Whole exome sequencing in thrombophilic pedigrees to identify genetic risk factors for venous thromboembolism

2Citations
Citations of this article
20Readers
Mendeley users who have this article in their library.

Abstract

BACKGROUND Family studies have shown a strong heritability component for venous thromboembolism (VTE), but established genetic risk factors are present in only half of VTE patients. AIM To identify genetic risk factors in two large families with unexplained hereditary VTE. METHODS We performed whole exome sequencing in 10 affected relatives of two unrelated families with an unexplained tendency for VTE. We prioritized variants shared by all affected relatives from both families, and evaluated these in the remaining affected and unaffected individuals. We prioritized variants based on 3 different filter strategies: variants within candidate genes, rare variants across the exome, and SNPs present in patients with familial VTE and with low frequency in the general population. We used whole exome sequencing data available from 96 unrelated VTE cases with a positive family history of VTE from an affected sib study (the GIFT study) to identify additional carriers and compared the risk-allele frequencies with the general population. Variants found in only one individual were also retained for further analysis. Finally, we assessed the association of these variants with VTE in a population-based case-control study (the MEGA study) with 4,291 cases and 4,866 controls. RESULTS Six variants remained as putative disease-risk candidates. These variants are located in 6 genes spread among 3 different loci: 2p21 (PLEKHH2 NM_172069:c.3105T>C, LRPPRC rs372371276, SRBD1 rs34959371), 5q35.2 (UNC5A NM_133369.2:c.1869+23C>A), and 17q25.1 (GPRC5C rs142232982, RAB37 rs556450784). In GIFT, additional carriers were identified only for the variants located in the 2p21 locus. In MEGA, additional carriers for several of these variants were identified in both cases and controls, without a difference in prevalence; no carrier of the UNC5A variant was present. CONCLUSION Despite sequencing of several individuals from two thrombophilic families resulting in 6 candidate variants, we were unable to confirm their relevance as novel thrombophilic defects.

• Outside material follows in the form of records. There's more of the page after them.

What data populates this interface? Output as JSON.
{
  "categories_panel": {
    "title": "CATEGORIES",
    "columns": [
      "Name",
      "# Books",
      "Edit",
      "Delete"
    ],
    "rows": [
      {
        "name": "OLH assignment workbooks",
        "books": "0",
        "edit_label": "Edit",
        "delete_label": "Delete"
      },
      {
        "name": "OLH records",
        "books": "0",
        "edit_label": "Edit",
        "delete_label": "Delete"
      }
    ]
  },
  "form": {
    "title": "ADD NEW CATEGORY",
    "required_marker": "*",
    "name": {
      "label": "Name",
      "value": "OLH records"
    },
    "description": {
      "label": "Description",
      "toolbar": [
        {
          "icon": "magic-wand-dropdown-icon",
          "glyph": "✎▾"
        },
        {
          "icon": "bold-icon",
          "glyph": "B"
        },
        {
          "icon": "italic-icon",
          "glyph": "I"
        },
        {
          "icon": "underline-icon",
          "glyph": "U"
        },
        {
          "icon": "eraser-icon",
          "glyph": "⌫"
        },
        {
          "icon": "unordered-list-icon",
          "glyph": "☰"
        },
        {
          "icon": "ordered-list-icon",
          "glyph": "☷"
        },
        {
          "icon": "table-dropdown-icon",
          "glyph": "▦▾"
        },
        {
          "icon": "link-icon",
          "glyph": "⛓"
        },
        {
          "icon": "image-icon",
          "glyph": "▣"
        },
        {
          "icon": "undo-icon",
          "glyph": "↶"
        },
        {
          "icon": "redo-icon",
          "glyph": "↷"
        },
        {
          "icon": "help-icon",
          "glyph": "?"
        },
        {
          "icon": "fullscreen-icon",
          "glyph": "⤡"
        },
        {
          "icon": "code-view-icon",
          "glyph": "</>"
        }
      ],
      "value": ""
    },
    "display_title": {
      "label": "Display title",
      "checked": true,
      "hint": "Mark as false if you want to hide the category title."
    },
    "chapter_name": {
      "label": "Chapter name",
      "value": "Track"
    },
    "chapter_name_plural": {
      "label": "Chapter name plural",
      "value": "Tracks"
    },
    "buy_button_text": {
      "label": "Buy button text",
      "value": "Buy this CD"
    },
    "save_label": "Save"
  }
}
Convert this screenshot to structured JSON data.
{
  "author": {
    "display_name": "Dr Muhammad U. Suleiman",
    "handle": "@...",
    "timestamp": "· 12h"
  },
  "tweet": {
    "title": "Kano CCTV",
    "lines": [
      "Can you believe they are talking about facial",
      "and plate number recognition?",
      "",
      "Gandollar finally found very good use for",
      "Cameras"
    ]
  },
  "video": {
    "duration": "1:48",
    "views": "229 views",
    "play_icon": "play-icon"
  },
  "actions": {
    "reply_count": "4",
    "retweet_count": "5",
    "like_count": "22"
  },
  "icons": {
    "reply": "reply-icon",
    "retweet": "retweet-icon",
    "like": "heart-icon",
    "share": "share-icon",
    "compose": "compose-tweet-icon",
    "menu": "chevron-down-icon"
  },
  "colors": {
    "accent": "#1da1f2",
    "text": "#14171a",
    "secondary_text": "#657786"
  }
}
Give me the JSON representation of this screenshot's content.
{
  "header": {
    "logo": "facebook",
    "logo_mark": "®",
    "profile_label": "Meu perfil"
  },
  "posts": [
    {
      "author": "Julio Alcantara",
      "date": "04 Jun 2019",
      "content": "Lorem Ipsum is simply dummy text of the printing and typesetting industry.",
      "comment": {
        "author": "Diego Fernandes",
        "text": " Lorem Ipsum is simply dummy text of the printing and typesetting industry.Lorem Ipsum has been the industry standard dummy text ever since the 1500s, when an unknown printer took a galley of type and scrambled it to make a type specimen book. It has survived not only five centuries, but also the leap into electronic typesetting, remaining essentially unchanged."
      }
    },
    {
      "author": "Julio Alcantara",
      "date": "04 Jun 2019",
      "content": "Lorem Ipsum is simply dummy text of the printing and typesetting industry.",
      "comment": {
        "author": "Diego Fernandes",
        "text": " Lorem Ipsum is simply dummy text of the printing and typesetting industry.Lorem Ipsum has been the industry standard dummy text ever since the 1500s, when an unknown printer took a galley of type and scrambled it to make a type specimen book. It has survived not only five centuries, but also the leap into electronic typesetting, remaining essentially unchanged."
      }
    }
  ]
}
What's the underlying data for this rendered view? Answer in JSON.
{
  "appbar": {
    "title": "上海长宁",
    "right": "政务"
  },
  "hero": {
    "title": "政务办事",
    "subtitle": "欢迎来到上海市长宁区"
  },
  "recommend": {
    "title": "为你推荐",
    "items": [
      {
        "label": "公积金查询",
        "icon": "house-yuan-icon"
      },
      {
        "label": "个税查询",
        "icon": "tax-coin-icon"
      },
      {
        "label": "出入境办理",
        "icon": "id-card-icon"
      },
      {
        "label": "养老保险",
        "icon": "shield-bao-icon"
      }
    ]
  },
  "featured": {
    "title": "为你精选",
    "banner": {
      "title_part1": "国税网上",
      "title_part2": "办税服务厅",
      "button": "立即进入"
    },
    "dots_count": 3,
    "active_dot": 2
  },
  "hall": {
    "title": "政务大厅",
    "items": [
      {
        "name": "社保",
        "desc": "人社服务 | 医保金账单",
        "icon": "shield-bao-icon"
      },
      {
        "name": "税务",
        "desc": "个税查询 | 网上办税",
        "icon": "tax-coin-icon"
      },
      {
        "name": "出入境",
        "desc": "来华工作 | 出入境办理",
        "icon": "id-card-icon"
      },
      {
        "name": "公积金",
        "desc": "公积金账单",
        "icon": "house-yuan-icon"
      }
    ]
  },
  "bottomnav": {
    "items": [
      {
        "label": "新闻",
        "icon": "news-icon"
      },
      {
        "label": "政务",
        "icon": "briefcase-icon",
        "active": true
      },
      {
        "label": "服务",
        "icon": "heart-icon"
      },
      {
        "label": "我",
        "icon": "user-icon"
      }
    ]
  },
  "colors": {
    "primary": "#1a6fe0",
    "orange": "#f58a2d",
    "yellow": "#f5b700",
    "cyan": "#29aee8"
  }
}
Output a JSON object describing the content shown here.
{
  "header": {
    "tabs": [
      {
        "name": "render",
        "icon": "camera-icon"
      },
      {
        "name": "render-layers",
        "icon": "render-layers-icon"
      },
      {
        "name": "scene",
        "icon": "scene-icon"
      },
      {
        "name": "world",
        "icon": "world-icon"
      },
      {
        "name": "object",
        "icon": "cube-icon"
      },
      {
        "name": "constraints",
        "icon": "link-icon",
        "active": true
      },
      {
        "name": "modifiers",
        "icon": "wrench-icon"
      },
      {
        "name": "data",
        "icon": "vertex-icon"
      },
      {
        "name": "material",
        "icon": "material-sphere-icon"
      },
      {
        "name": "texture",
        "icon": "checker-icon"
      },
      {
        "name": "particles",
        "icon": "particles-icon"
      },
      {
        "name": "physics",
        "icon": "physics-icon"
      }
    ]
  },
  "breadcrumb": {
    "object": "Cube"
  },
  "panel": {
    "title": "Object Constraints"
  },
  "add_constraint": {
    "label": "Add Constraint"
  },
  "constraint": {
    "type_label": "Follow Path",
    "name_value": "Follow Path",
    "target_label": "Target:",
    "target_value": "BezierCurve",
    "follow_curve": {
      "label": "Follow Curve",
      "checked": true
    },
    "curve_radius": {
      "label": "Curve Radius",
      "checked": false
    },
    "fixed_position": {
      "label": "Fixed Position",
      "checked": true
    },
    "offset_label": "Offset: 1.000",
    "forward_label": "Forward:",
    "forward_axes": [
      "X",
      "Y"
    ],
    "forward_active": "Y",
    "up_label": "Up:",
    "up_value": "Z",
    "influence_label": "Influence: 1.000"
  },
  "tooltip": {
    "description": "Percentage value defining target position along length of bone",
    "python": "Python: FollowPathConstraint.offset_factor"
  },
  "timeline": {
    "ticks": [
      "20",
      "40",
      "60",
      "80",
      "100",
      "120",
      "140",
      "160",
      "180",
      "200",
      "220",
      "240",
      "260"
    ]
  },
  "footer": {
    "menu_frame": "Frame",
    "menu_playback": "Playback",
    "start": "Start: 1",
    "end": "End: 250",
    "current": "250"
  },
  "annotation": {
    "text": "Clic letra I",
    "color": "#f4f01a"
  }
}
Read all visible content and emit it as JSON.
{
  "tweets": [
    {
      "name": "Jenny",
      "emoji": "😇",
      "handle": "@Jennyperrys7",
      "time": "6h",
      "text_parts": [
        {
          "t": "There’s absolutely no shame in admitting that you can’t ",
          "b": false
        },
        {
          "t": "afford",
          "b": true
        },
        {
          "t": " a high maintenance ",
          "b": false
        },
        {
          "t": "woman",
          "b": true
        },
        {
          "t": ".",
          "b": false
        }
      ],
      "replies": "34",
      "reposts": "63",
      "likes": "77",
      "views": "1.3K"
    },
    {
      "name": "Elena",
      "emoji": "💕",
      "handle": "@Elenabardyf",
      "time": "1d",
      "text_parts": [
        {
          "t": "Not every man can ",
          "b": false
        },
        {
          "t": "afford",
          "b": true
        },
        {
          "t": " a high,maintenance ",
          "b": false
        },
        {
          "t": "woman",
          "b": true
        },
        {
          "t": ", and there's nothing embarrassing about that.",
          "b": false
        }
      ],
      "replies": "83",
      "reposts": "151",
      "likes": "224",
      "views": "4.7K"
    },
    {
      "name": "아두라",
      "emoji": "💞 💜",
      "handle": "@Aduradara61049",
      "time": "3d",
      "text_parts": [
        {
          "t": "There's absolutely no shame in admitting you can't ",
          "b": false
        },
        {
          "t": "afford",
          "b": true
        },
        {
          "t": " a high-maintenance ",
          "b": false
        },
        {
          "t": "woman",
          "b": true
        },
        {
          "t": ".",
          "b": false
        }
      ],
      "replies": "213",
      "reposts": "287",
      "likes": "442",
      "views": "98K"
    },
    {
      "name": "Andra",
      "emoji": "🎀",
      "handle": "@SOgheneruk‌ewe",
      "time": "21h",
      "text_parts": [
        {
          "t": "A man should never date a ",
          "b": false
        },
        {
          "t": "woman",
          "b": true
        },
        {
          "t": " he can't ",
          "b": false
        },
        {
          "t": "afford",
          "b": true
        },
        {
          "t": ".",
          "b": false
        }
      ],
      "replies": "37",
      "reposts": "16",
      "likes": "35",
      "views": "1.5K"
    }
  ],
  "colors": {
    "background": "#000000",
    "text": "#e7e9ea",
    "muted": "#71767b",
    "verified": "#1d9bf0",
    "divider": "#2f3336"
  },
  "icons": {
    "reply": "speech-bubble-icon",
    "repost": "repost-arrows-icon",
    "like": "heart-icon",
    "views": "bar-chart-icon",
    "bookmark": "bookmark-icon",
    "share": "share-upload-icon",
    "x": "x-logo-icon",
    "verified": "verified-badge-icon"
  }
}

Cite

CITATION STYLE

APA

Cunha, M. L. R., Meijers, J. C. M., Rosendaal, F. R., Vlieg, A. van H., Reitsma, P. H., & Middeldorp, S. (2017). Whole exome sequencing in thrombophilic pedigrees to identify genetic risk factors for venous thromboembolism. PLoS ONE, 12(11). https://doi.org/10.1371/journal.pone.0187699

Register to see more suggestions

Mendeley helps you to discover research relevant for your work.

Already have an account?

Save time finding and organizing research with Mendeley

Sign up for free